​Peter Gammons set the media world buzzing on Friday afternoon with a one-sentence blog post: “A source says the New York Times Corporation has chosen John Henry as the new owner of the Boston Globe.” The hashtag games started immediately, with media junkies in Boston in beyond wise cracking about the prospect of the Red Sox owner and investor taking ownership of the Globe, Boston.com, Worcester Telegram & Gazette, part of the Boston Metro, in addition to owning the paper’s Morrissey Boulevard headquarters. Early Saturday morning, the Globe confirmed news of its own sale for $70 million in cash. Henry took a tour of the newsroom on Monday and, judging by reporter Beth Healy’s story on his visit, is saying all the right things. Henry doesn’t want to sway any coverage.

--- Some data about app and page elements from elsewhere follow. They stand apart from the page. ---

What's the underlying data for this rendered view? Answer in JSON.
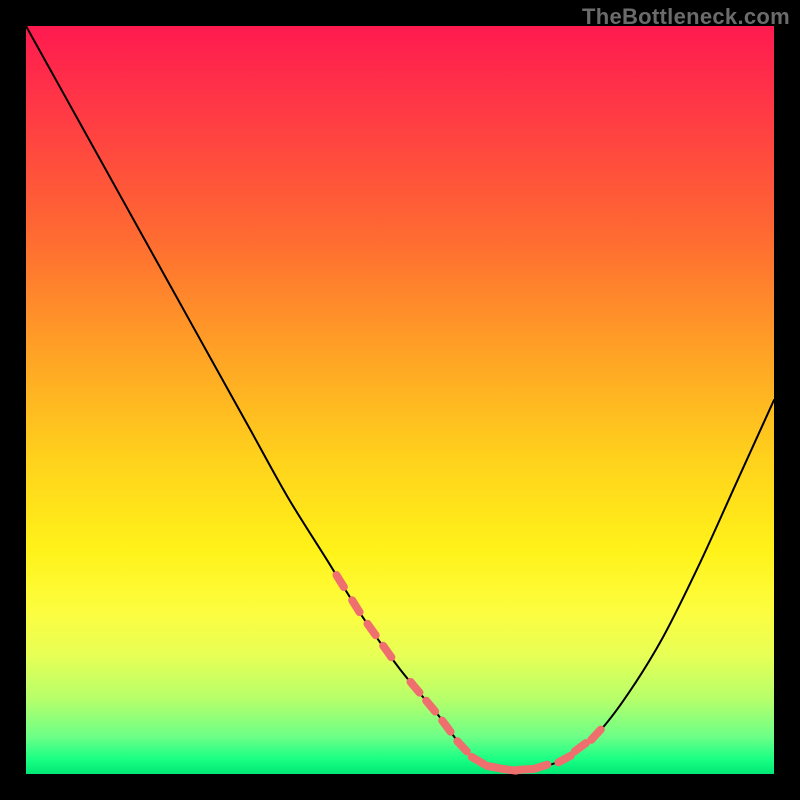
{
  "watermark": {
    "text": "TheBottleneck.com"
  },
  "chart_data": {
    "type": "line",
    "title": "",
    "xlabel": "",
    "ylabel": "",
    "xlim": [
      0,
      100
    ],
    "ylim": [
      0,
      100
    ],
    "grid": false,
    "legend": false,
    "series": [
      {
        "name": "curve",
        "x": [
          0,
          5,
          10,
          15,
          20,
          25,
          30,
          35,
          40,
          45,
          50,
          55,
          58,
          60,
          62,
          65,
          68,
          72,
          76,
          80,
          85,
          90,
          95,
          100
        ],
        "y": [
          100,
          91,
          82,
          73,
          64,
          55,
          46,
          37,
          29,
          21,
          14,
          8,
          4,
          2,
          1,
          0.5,
          0.7,
          2,
          5,
          10,
          18,
          28,
          39,
          50
        ]
      }
    ],
    "highlight_dashes_x_ranges": [
      {
        "start": 42,
        "end": 50,
        "side": "left"
      },
      {
        "start": 52,
        "end": 70,
        "side": "bottom"
      },
      {
        "start": 72,
        "end": 78,
        "side": "right"
      }
    ],
    "colors": {
      "curve": "#000000",
      "dash": "#ef6e6e",
      "gradient_top": "#ff1a50",
      "gradient_bottom": "#00e874"
    }
  }
}
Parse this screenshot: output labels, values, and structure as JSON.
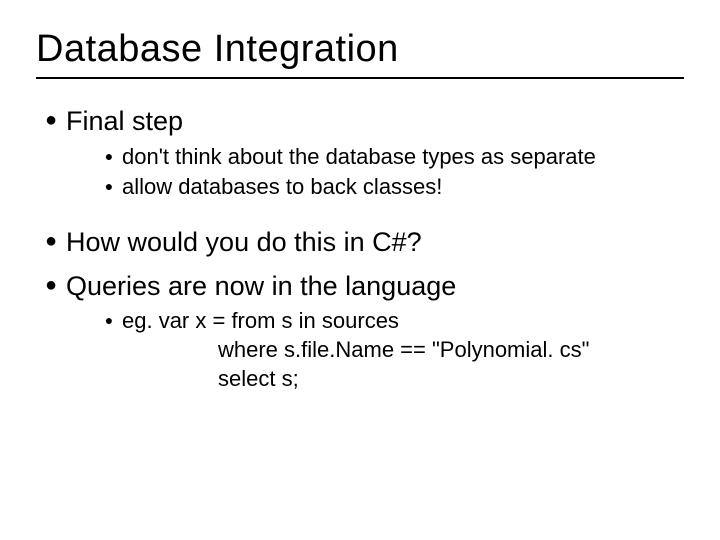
{
  "title": "Database Integration",
  "items": [
    {
      "text": "Final step",
      "sub": [
        {
          "text": "don't think about the database types as separate"
        },
        {
          "text": "allow databases to back classes!"
        }
      ]
    },
    {
      "text": "How would you do this in C#?",
      "sub": []
    },
    {
      "text": "Queries are now in the language",
      "sub": [
        {
          "text": "eg. var x = from s in sources",
          "cont": [
            "where s.file.Name == \"Polynomial. cs\"",
            "select s;"
          ]
        }
      ]
    }
  ]
}
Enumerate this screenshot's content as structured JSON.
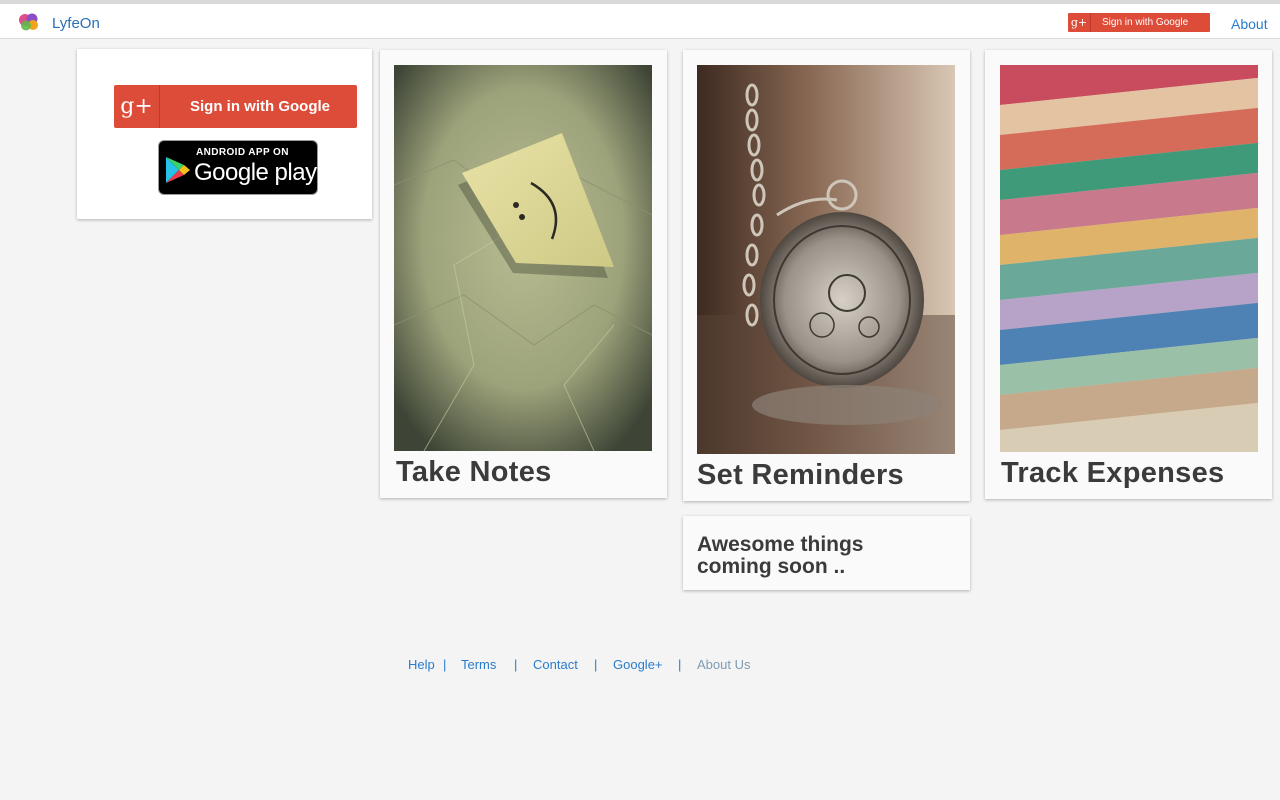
{
  "header": {
    "brand": "LyfeOn",
    "signin_label": "Sign in with Google",
    "signin_icon": "g+",
    "about_label": "About"
  },
  "signin_card": {
    "google_signin_label": "Sign in with Google",
    "google_signin_icon": "g+",
    "play_badge_top": "ANDROID APP ON",
    "play_badge_main": "Google play"
  },
  "features": [
    {
      "title": "Take Notes",
      "image": "crumpled-paper-smiley-note"
    },
    {
      "title": "Set Reminders",
      "image": "pocket-watch-on-chain"
    },
    {
      "title": "Track Expenses",
      "image": "stack-of-banknotes"
    }
  ],
  "coming_soon": "Awesome things coming soon ..",
  "footer": {
    "links": [
      "Help",
      "Terms",
      "Contact",
      "Google+",
      "About Us"
    ],
    "separator": "|"
  },
  "colors": {
    "google_red": "#dd4b39",
    "link_blue": "#2a7ccc",
    "page_bg": "#f4f4f4",
    "title_text": "#3b3b3b"
  }
}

Cuts aren’t on the table, at least not right away. He took time to meet with the staffers that create the region’s paper of record. But, as Henry points out, it’s premature to discuss what will happen until the deal is approved and he has the keys to the building. For many at the Globe, it must be a relief to see New York Times ownership on its way out. In 2009, the Times threatened to close the Globe entirely unless unions representing the paper’s staff agreed to steep concessions. A compromise was ultimately reached, but it was a rancorous process. Henry represents a change of guard that might boost morale, at least for the short term. He has deep pockets and may be willing to try some new things to generate revenue for the struggling paper. But news of Henry’s purchase was almost immediately eclipsed by the announcement of Amazon.com CEO Jeff Bezos’s purchase of the Washington Post for $250 million in cash. It was stunning news—unlike the Globe, there were no leaks that the paper was even up for sale. More predictable jokes coursed around social media as another newsroom was shaken by a sudden sale. Bezos earned praise from media critics who lauded Bezos’ reassuring memo to Post newsroom staff. Obviously, we won’t know the full repercussions of the sale of the Post and Globe for years to come. But, as media critic Dan Kennedy points out, perhaps we should be hopeful. After years of furloughs, layoffs, and buyouts, people who’ve made fortunes by investing wisely are opting to buy newspapers. That must buoy the hopes of journalists—at least for now.

By Amy Derjue, SM& Senior Account Executive